- _About this task_:
Report, from the records below, every line where the word "title" appears.

- _Data for analysis_:
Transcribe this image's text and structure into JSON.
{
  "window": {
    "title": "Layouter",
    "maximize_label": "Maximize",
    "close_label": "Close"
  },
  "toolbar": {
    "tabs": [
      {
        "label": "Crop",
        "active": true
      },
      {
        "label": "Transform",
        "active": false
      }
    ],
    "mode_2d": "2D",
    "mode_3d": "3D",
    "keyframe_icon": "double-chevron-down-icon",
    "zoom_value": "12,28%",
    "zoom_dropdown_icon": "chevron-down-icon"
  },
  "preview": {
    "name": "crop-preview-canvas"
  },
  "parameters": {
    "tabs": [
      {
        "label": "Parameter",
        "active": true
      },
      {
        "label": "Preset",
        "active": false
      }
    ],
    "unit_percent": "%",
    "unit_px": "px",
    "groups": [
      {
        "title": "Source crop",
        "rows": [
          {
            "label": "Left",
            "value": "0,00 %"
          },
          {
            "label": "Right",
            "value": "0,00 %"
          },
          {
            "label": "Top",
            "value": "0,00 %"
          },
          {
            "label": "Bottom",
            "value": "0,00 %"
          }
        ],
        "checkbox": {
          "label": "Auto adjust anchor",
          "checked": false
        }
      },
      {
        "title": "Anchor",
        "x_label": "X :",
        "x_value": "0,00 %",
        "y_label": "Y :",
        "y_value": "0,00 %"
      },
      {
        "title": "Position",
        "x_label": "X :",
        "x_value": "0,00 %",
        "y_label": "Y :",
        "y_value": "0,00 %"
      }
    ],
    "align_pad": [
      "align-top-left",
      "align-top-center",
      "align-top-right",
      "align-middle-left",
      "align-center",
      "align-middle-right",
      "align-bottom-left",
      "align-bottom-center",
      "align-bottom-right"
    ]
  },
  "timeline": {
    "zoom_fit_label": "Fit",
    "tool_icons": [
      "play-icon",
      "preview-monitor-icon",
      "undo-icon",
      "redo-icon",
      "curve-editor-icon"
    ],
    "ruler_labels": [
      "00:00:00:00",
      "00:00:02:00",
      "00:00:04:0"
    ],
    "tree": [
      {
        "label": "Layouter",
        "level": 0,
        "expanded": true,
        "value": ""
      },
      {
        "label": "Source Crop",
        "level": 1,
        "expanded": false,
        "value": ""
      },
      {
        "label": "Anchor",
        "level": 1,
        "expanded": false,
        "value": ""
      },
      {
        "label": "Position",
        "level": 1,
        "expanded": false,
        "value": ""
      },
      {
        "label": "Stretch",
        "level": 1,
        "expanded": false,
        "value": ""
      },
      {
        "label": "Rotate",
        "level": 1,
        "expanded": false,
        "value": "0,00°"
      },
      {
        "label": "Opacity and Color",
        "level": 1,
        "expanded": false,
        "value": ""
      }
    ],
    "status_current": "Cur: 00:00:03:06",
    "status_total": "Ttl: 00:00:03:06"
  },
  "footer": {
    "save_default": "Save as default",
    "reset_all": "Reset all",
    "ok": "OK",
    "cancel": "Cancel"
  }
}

- _Response for this exercise_:
    "title": "Layouter",
        "title": "Source crop",
        "title": "Anchor",
        "title": "Position",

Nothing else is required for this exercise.